Every time a car is parked in a Mellon Arena lot, the Pittsburgh Penguins get a little richer. Some neighborhood leaders say the community should get a cut of the action, too.
The Penguins currently operate roughly 2,500 parking spaces in lots surrounding Mellon Arena -- and more could be on the way. Day or night, the team takes in anywhere from $7-15 per parking space. But Carl Redwood, head of the Hill District Consensus Group, says his organization wants the team to allocate $1 per car for a community fund to help support the neighborhood.
"It's very reasonable," says Redwood. "Why should the Pens get $7 a car and the community get nothing?"

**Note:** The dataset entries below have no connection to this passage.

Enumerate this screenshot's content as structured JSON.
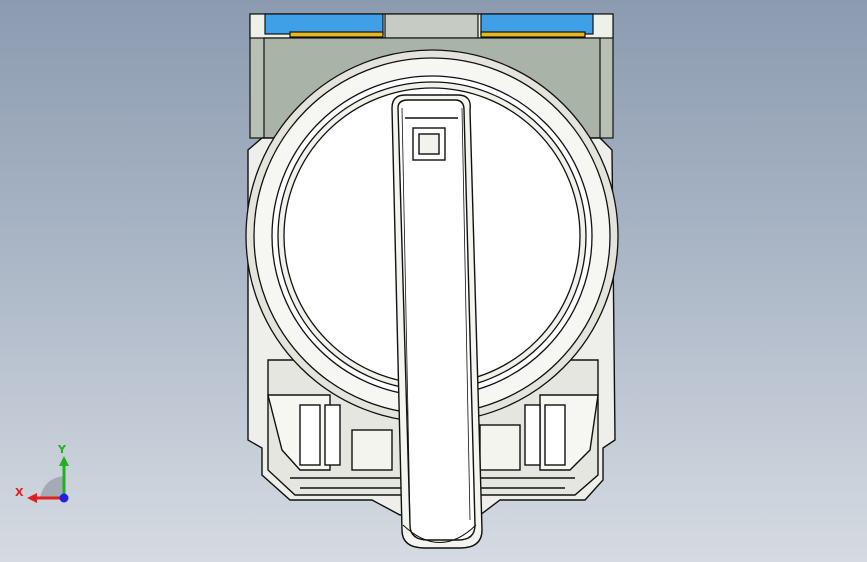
{
  "viewport": {
    "background_top": "#8c9bb0",
    "background_bottom": "#d6dbe2"
  },
  "model": {
    "part": "rotary-selector-switch",
    "body_color": "#f4f4f1",
    "shadow_color": "#c9c9c2",
    "housing_color": "#b8c0b4",
    "cap_color": "#d0d0c8",
    "band_blue": "#3fa0e8",
    "band_yellow": "#e8b820",
    "edge_color": "#111111"
  },
  "triad": {
    "x_label": "X",
    "y_label": "Y",
    "x_color": "#e02020",
    "y_color": "#20b020",
    "z_color": "#2020e0"
  }
}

Hill District residents have long griped about the Penguins profiting from turning the Lower Hill into a huge parking lot. Before the arena was built in the early 1960s, the area was home to businesses and housing developments. Today, residents argue, the area is essentially a glorified vacant lot serving hockey fans and concert-goers who don't live in the Hill.

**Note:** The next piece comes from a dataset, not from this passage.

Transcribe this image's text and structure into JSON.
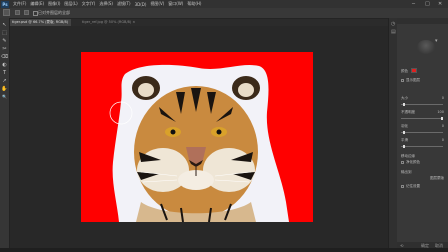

With Mellon Arena destined for demolition, Redwood says the Penguins' parking profits are bound to increase in the near future. It will be a while before the 49-year-old landmark's fate is known -- on Nov. 23, the arena was nominated for designation as a city historic structure. But if it's knocked down, hundreds more parking spaces are likely to be added before the team begins developing the 28-acre site.

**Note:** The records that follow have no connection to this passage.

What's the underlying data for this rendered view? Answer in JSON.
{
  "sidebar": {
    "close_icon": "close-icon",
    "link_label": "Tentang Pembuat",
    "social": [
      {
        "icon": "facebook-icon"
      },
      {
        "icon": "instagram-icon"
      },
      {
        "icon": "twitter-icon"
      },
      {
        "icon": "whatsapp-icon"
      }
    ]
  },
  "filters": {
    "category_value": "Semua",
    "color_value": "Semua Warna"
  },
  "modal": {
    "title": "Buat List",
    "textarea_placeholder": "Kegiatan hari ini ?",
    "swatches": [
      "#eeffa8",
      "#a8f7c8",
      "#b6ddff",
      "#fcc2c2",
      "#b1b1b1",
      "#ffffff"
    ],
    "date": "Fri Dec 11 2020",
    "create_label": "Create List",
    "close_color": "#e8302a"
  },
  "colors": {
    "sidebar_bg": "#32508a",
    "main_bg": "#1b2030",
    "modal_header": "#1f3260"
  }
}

But for Hill District residents, Redwood says, enough is enough.
"Parking is the main business in the Lower Hill right now," Redwood laments. "But [the neighborhood] doesn't get the revenue."
And the Hill, he says, could surely use it. For instance, Redwood says the Hill needs security cameras installed on Centre Avenue to help stop open drug-trafficking that has plagued the street.
While the $1-per-car proposal has been raised at recent hearings before the Sports & Exhibition Authority, which owns Mellon Arena, Redwood says the Consensus Group has yet to sit down with the Penguins and government officials to formally discuss the creation of a community fund. But he hopes negotiations will begin soon.
Penguins spokesperson Tom McMillan did not return multiple phone messages seeking comment. Mary Conturo, executive director of the SEA, declined comment, referring questions to the Penguins.
Joanna Doven, spokesperson for Mayor Luke Ravenstahl, notes that city leaders, team officials and community representatives had already agreed to a deal -- the Community Benefits Agreement -- ensuring the Hill District would benefit from a new arena. With that agreement in place, she says, the mayor would not support the Hill's efforts for a community fund.
"This sounds like an attempt to renegotiate the [CBA]," says Doven, noting that the city is planning to install three security cameras on Centre Avenue by the end of the year. "We believe that the CBA was fair."
In 2008, during CBA negotiations, the creation of a $10 million community-controlled fund proved to be one of the most contentious discussion planks preventing all parties from signing an agreement. The Penguins, along with city and county officials, staunchly opposed the proposal. In an effort to finalize a deal, Hill District leaders eventually surrendered their fight for a community fund, agreeing instead to a state-run tax-credit program.
But some politicians who represent the Hill say the Penguins should rethink their stance against a community fund.
Pittsburgh City Councilor Daniel Lavelle says he generally supports creating such a fund, though he's unsure exactly how it should be set up.
"I believe we can get the [Penguins] to the table," he says. "But I can't guess what their response would be."
Allegheny County Councilor Bill Robinson says the Penguins would be wise to agree to a $1-per-car fund. "If the Penguins are to be successful" when they eventually develop the Lower Hill, he says, "they need the community around them to be successful. [A community fund] is a great way for the Pens to protect their investment."